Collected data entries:

*** Begin section ***

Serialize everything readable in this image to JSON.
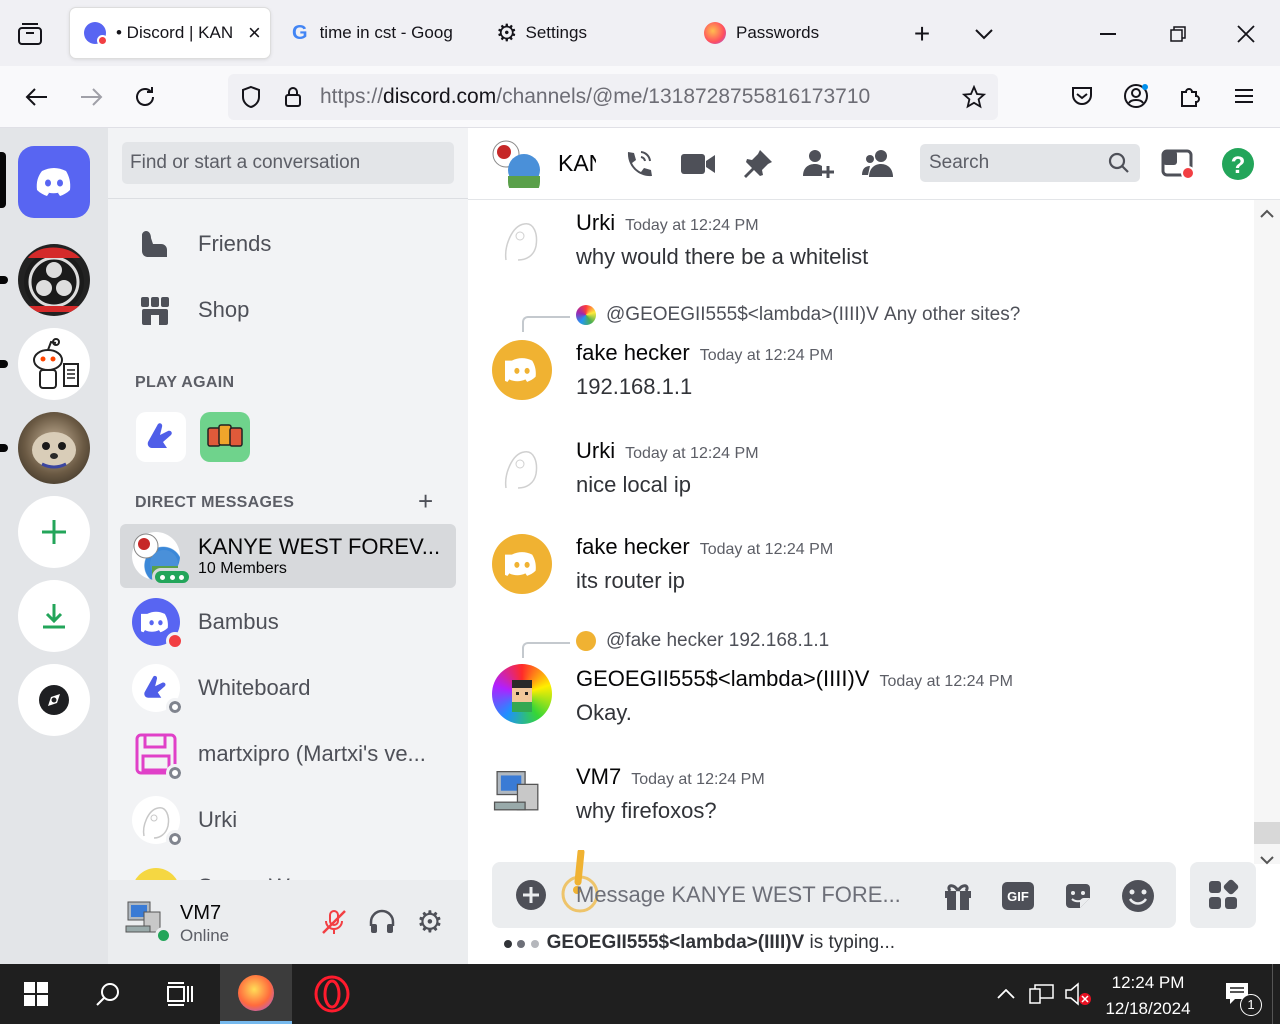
{
  "browser": {
    "tabs": [
      {
        "label": "• Discord | KAN",
        "active": true
      },
      {
        "label": "time in cst - Goog"
      },
      {
        "label": "Settings"
      },
      {
        "label": "Passwords"
      }
    ],
    "url_prefix": "https://",
    "url_domain": "discord.com",
    "url_path": "/channels/@me/1318728755816173710"
  },
  "dm_sidebar": {
    "search_placeholder": "Find or start a conversation",
    "nav": [
      {
        "label": "Friends"
      },
      {
        "label": "Shop"
      }
    ],
    "play_again_heading": "PLAY AGAIN",
    "direct_messages_heading": "DIRECT MESSAGES",
    "dms": [
      {
        "name": "KANYE WEST FOREV...",
        "subtitle": "10 Members"
      },
      {
        "name": "Bambus"
      },
      {
        "name": "Whiteboard"
      },
      {
        "name": "martxipro (Martxi's ve..."
      },
      {
        "name": "Urki"
      },
      {
        "name": "Server Worm users"
      }
    ]
  },
  "user_panel": {
    "name": "VM7",
    "status": "Online"
  },
  "chat": {
    "channel_name": "KAN",
    "search_placeholder": "Search",
    "messages": [
      {
        "author": "Urki",
        "time": "Today at 12:24 PM",
        "text": "why would there be a whitelist"
      },
      {
        "reply_to": "@GEOEGII555$<lambda>(IIII)V",
        "reply_text": "Any other sites?",
        "author": "fake hecker",
        "time": "Today at 12:24 PM",
        "text": "192.168.1.1"
      },
      {
        "author": "Urki",
        "time": "Today at 12:24 PM",
        "text": "nice local ip"
      },
      {
        "author": "fake hecker",
        "time": "Today at 12:24 PM",
        "text": "its router ip"
      },
      {
        "reply_to": "@fake hecker",
        "reply_text": "192.168.1.1",
        "author": "GEOEGII555$<lambda>(IIII)V",
        "time": "Today at 12:24 PM",
        "text": "Okay."
      },
      {
        "author": "VM7",
        "time": "Today at 12:24 PM",
        "text": "why firefoxos?"
      }
    ],
    "composer_placeholder": "Message KANYE WEST FORE...",
    "gif_label": "GIF",
    "typing_user": "GEOEGII555$<lambda>(IIII)V",
    "typing_suffix": "is typing..."
  },
  "taskbar": {
    "time": "12:24 PM",
    "date": "12/18/2024",
    "notification_count": "1"
  },
  "colors": {
    "discord_blurple": "#5865f2",
    "online_green": "#23a55a",
    "dnd_red": "#f23f43",
    "add_server_green": "#23a55a",
    "fake_hecker_avatar": "#f0b232"
  }
}
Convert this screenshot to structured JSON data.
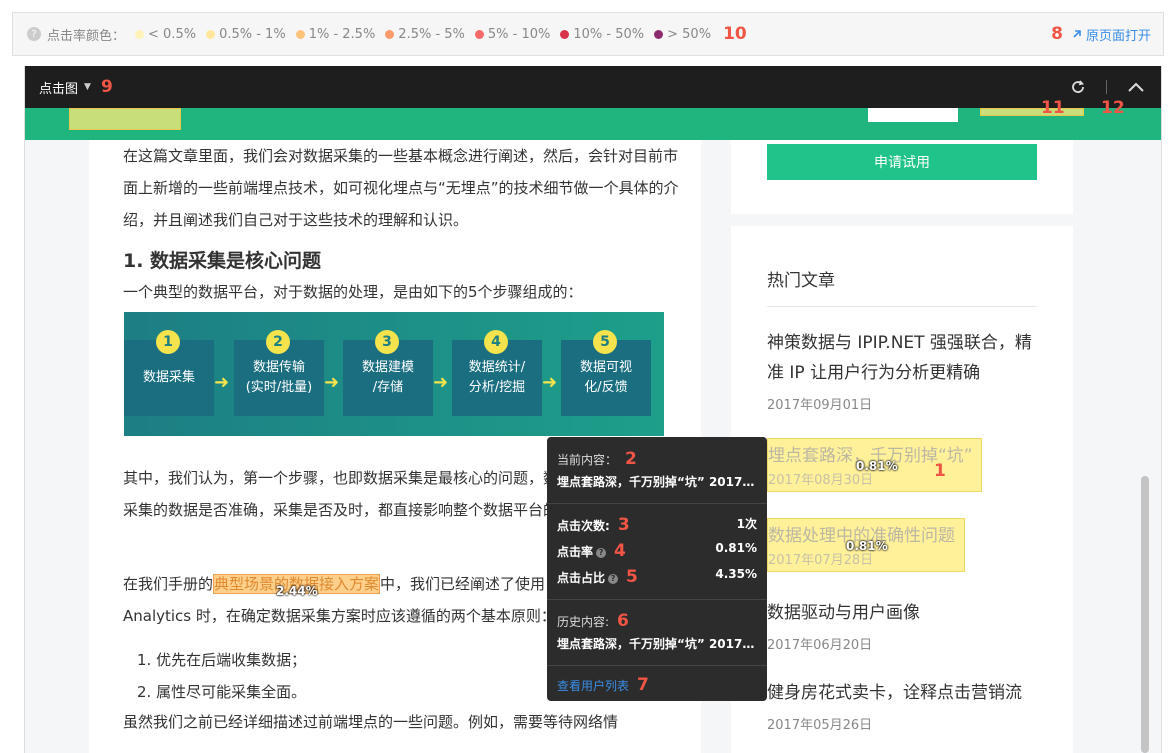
{
  "legend": {
    "label": "点击率颜色：",
    "items": [
      {
        "label": "< 0.5%",
        "color": "#fff2b8"
      },
      {
        "label": "0.5% - 1%",
        "color": "#ffe69a"
      },
      {
        "label": "1% - 2.5%",
        "color": "#ffc27a"
      },
      {
        "label": "2.5% - 5%",
        "color": "#ff9a6a"
      },
      {
        "label": "5% - 10%",
        "color": "#f76a6a"
      },
      {
        "label": "10% - 50%",
        "color": "#d9334a"
      },
      {
        "label": "> 50%",
        "color": "#8e2a6e"
      }
    ],
    "num_10": "10",
    "num_8": "8",
    "open_original": "原页面打开"
  },
  "topbar": {
    "mode": "点击图",
    "num_9": "9",
    "num_11": "11",
    "num_12": "12"
  },
  "article": {
    "p1": "在这篇文章里面，我们会对数据采集的一些基本概念进行阐述，然后，会针对目前市面上新增的一些前端埋点技术，如可视化埋点与“无埋点”的技术细节做一个具体的介绍，并且阐述我们自己对于这些技术的理解和认识。",
    "h1": "1. 数据采集是核心问题",
    "p2": "一个典型的数据平台，对于数据的处理，是由如下的5个步骤组成的：",
    "steps": [
      {
        "num": "1",
        "label": "数据采集"
      },
      {
        "num": "2",
        "label": "数据传输\n(实时/批量)"
      },
      {
        "num": "3",
        "label": "数据建模\n/存储"
      },
      {
        "num": "4",
        "label": "数据统计/\n分析/挖掘"
      },
      {
        "num": "5",
        "label": "数据可视\n化/反馈"
      }
    ],
    "p3": "其中，我们认为，第一个步骤，也即数据采集是最核心的问题，数据采集是否丰富，采集的数据是否准确，采集是否及时，都直接影响整个数据平台的应用的效果。",
    "p4_before": "在我们手册的",
    "p4_link": "典型场景的数据接入方案",
    "p4_pct": "2.44%",
    "p4_after": "中，我们已经阐述了使用 Sensors",
    "p4_line2": "Analytics 时，在确定数据采集方案时应该遵循的两个基本原则：",
    "li1": "1. 优先在后端收集数据；",
    "li2": "2. 属性尽可能采集全面。",
    "p5": "虽然我们之前已经详细描述过前端埋点的一些问题。例如，需要等待网络情"
  },
  "sidebar": {
    "apply_button": "申请试用",
    "hot_title": "热门文章",
    "articles": [
      {
        "title": "神策数据与 IPIP.NET 强强联合，精准 IP 让用户行为分析更精确",
        "date": "2017年09月01日"
      },
      {
        "title": "埋点套路深，千万别掉“坑”",
        "date": "2017年08月30日",
        "pct": "0.81%",
        "num": "1"
      },
      {
        "title": "数据处理中的准确性问题",
        "date": "2017年07月28日",
        "pct": "0.81%"
      },
      {
        "title": "数据驱动与用户画像",
        "date": "2017年06月20日"
      },
      {
        "title": "健身房花式卖卡，诠释点击营销流",
        "date": "2017年05月26日"
      }
    ]
  },
  "tooltip": {
    "current_label": "当前内容：",
    "current_value": "埋点套路深，千万别掉“坑” 2017…",
    "clicks_label": "点击次数:",
    "clicks_value": "1次",
    "rate_label": "点击率",
    "rate_value": "0.81%",
    "share_label": "点击占比",
    "share_value": "4.35%",
    "history_label": "历史内容:",
    "history_value": "埋点套路深，千万别掉“坑” 2017…",
    "user_list_link": "查看用户列表",
    "nums": [
      "2",
      "3",
      "4",
      "5",
      "6",
      "7"
    ]
  }
}
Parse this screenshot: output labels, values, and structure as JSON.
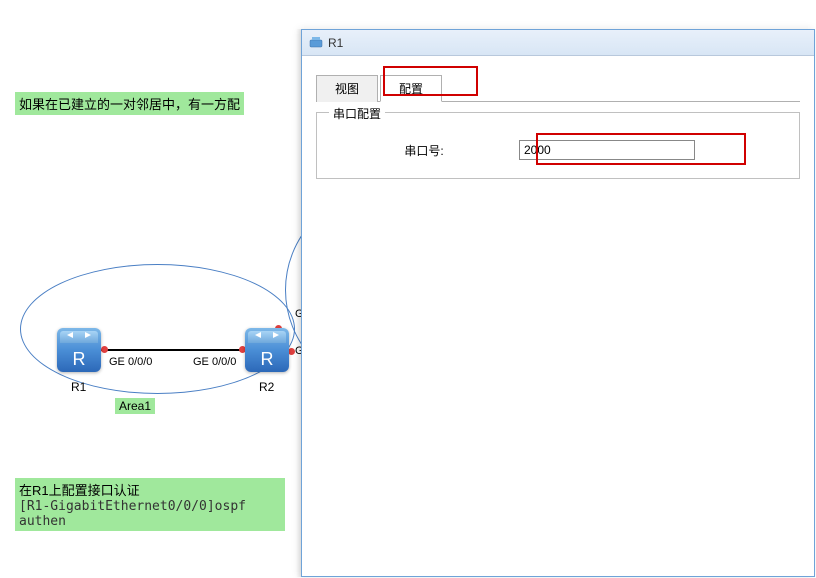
{
  "bg": {
    "text1": "如果在已建立的一对邻居中，有一方配",
    "text2": "在R1上配置接口认证",
    "text3": "[R1-GigabitEthernet0/0/0]ospf authen"
  },
  "diagram": {
    "r1_label": "R1",
    "r2_label": "R2",
    "port1": "GE 0/0/0",
    "port2": "GE 0/0/0",
    "port3": "G",
    "port4": "G",
    "area_label": "Area1"
  },
  "window": {
    "title": "R1",
    "tabs": {
      "view": "视图",
      "config": "配置"
    },
    "fieldset_legend": "串口配置",
    "field_label": "串口号:",
    "field_value": "2000"
  }
}
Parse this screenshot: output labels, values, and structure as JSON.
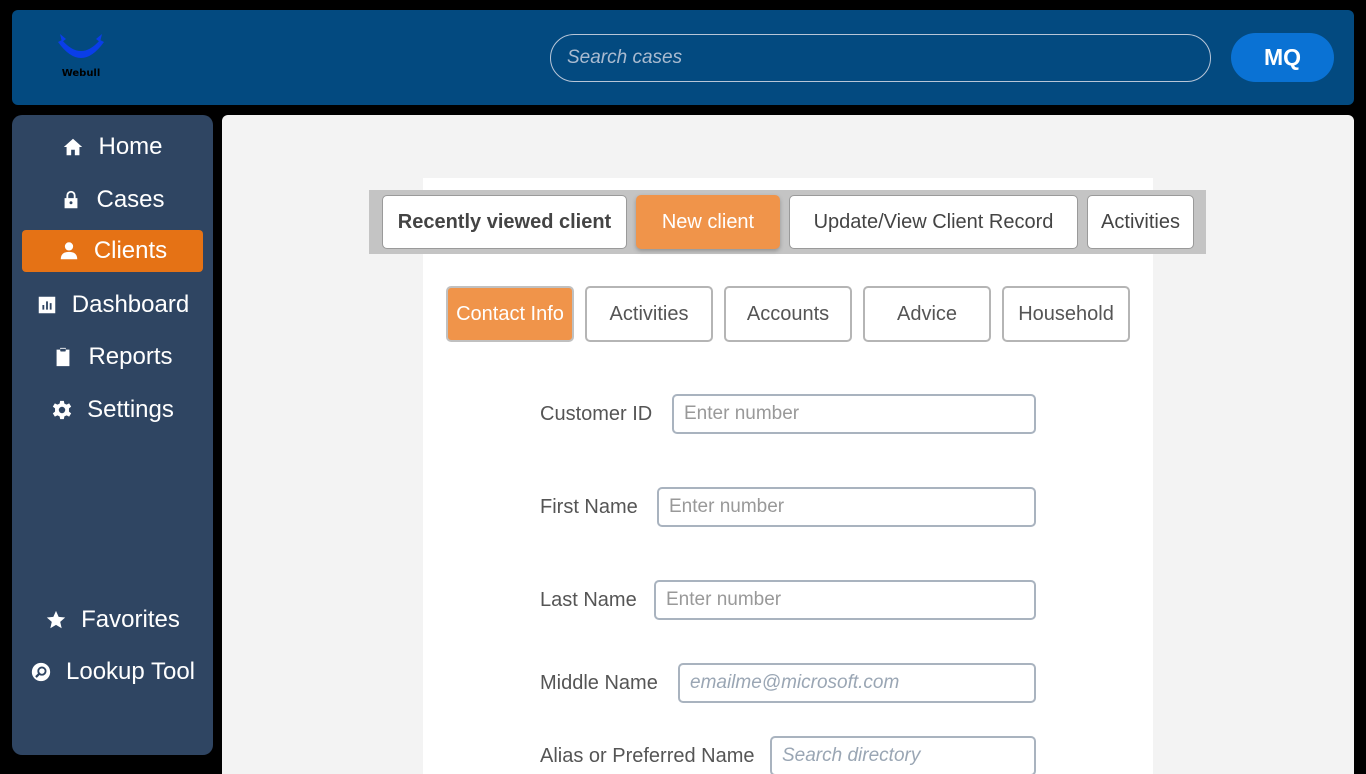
{
  "header": {
    "logo_text": "Webull",
    "logo_color": "#0a3ee8",
    "search_placeholder": "Search cases",
    "user_initials": "MQ"
  },
  "sidebar": {
    "items": [
      {
        "label": "Home",
        "icon": "home-icon"
      },
      {
        "label": "Cases",
        "icon": "lock-icon"
      },
      {
        "label": "Clients",
        "icon": "person-icon",
        "active": true
      },
      {
        "label": "Dashboard",
        "icon": "bar-chart-icon"
      },
      {
        "label": "Reports",
        "icon": "clipboard-icon"
      },
      {
        "label": "Settings",
        "icon": "gear-icon"
      }
    ],
    "bottom_items": [
      {
        "label": "Favorites",
        "icon": "star-icon"
      },
      {
        "label": "Lookup Tool",
        "icon": "magnifier-icon"
      }
    ],
    "active_color": "#e57215"
  },
  "main": {
    "tabs": [
      {
        "label": "Recently viewed client"
      },
      {
        "label": "New client",
        "active": true
      },
      {
        "label": "Update/View Client Record"
      },
      {
        "label": "Activities"
      }
    ],
    "subtabs": [
      {
        "label": "Contact Info",
        "active": true
      },
      {
        "label": "Activities"
      },
      {
        "label": "Accounts"
      },
      {
        "label": "Advice"
      },
      {
        "label": "Household"
      }
    ],
    "form": {
      "fields": [
        {
          "label": "Customer ID",
          "placeholder": "Enter number",
          "value": ""
        },
        {
          "label": "First Name",
          "placeholder": "Enter number",
          "value": ""
        },
        {
          "label": "Last Name",
          "placeholder": "Enter number",
          "value": ""
        },
        {
          "label": "Middle Name",
          "placeholder": "emailme@microsoft.com",
          "value": ""
        },
        {
          "label": "Alias or Preferred Name",
          "placeholder": "Search directory",
          "value": ""
        }
      ]
    },
    "accent_color": "#f0944a"
  }
}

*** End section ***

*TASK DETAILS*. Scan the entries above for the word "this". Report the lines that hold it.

*TASK OUTPUT*.
Serialize everything readable in this image to JSON.
Convert this screenshot to structured JSON data.
Parse this screenshot: output labels, values, and structure as JSON.
Parse this screenshot: output labels, values, and structure as JSON.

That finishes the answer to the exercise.